TASK REQUIREMENTS. Starting from the first line below, count the lines carrying the string "What" and answer with the count by itself.

SOURCE RECORDS.
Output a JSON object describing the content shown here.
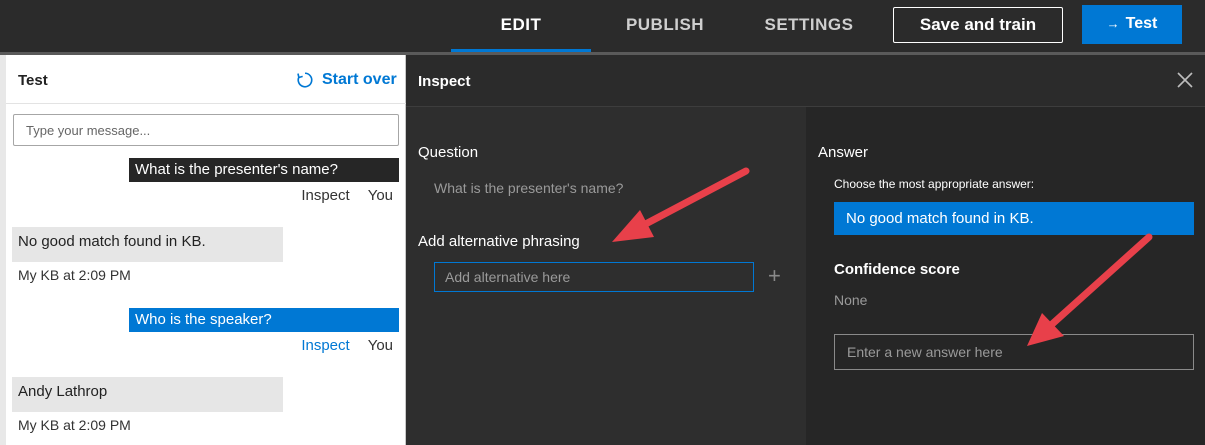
{
  "nav": {
    "tabs": [
      {
        "label": "EDIT",
        "active": true
      },
      {
        "label": "PUBLISH",
        "active": false
      },
      {
        "label": "SETTINGS",
        "active": false
      }
    ],
    "save_label": "Save and train",
    "test_label": "Test"
  },
  "test_panel": {
    "title": "Test",
    "start_over_label": "Start over",
    "input_placeholder": "Type your message...",
    "messages": [
      {
        "type": "user",
        "text": "What is the presenter's name?",
        "inspect_label": "Inspect",
        "sender": "You"
      },
      {
        "type": "bot",
        "text": "No good match found in KB.",
        "meta": "My KB at 2:09 PM"
      },
      {
        "type": "user",
        "text": "Who is the speaker?",
        "inspect_label": "Inspect",
        "sender": "You"
      },
      {
        "type": "bot",
        "text": "Andy Lathrop",
        "meta": "My KB at 2:09 PM"
      }
    ]
  },
  "inspect": {
    "title": "Inspect",
    "question_label": "Question",
    "question_text": "What is the presenter's name?",
    "alt_phrasing_label": "Add alternative phrasing",
    "alt_placeholder": "Add alternative here",
    "answer_label": "Answer",
    "choose_label": "Choose the most appropriate answer:",
    "selected_answer": "No good match found in KB.",
    "confidence_label": "Confidence score",
    "confidence_value": "None",
    "new_answer_placeholder": "Enter a new answer here"
  },
  "colors": {
    "accent": "#0078d4",
    "annotation_arrow": "#e8404a",
    "dark_bg": "#2b2b2b"
  }
}
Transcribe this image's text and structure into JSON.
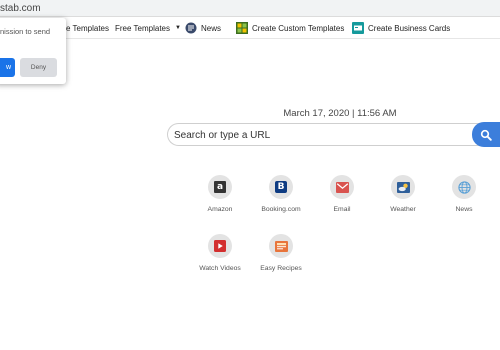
{
  "address_bar": {
    "url_fragment": "stab.com"
  },
  "toolbar": {
    "items": [
      {
        "label": "e Templates",
        "icon": "templates-icon"
      },
      {
        "label": "Free Templates",
        "icon": "chevron-down-icon"
      },
      {
        "label": "News",
        "icon": "news-icon"
      },
      {
        "label": "Create Custom Templates",
        "icon": "custom-templates-icon"
      },
      {
        "label": "Create Business Cards",
        "icon": "business-cards-icon"
      }
    ]
  },
  "notification_popup": {
    "text": "nission to send",
    "allow_label": "w",
    "deny_label": "Deny"
  },
  "datetime": {
    "text": "March 17, 2020 | 11:56 AM"
  },
  "search": {
    "placeholder": "Search or type a URL",
    "icon": "search-icon"
  },
  "tiles": [
    {
      "label": "Amazon",
      "icon": "amazon-icon",
      "color": "#333333"
    },
    {
      "label": "Booking.com",
      "icon": "booking-icon",
      "color": "#0e3b82"
    },
    {
      "label": "Email",
      "icon": "email-icon",
      "color": "#d9534f"
    },
    {
      "label": "Weather",
      "icon": "weather-icon",
      "color": "#2f5f9a"
    },
    {
      "label": "News",
      "icon": "globe-icon",
      "color": "#5aa0d6"
    },
    {
      "label": "Watch Videos",
      "icon": "video-play-icon",
      "color": "#d32f2f"
    },
    {
      "label": "Easy Recipes",
      "icon": "recipes-icon",
      "color": "#e8743b"
    }
  ]
}
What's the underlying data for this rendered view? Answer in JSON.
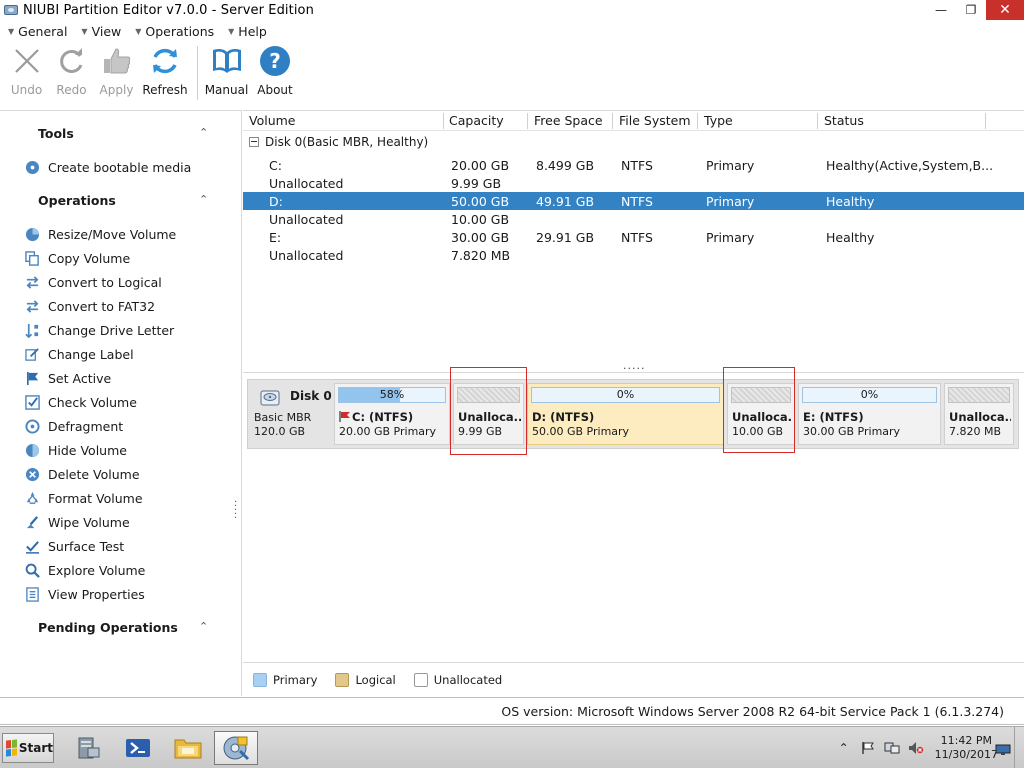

TASK RESULT. 3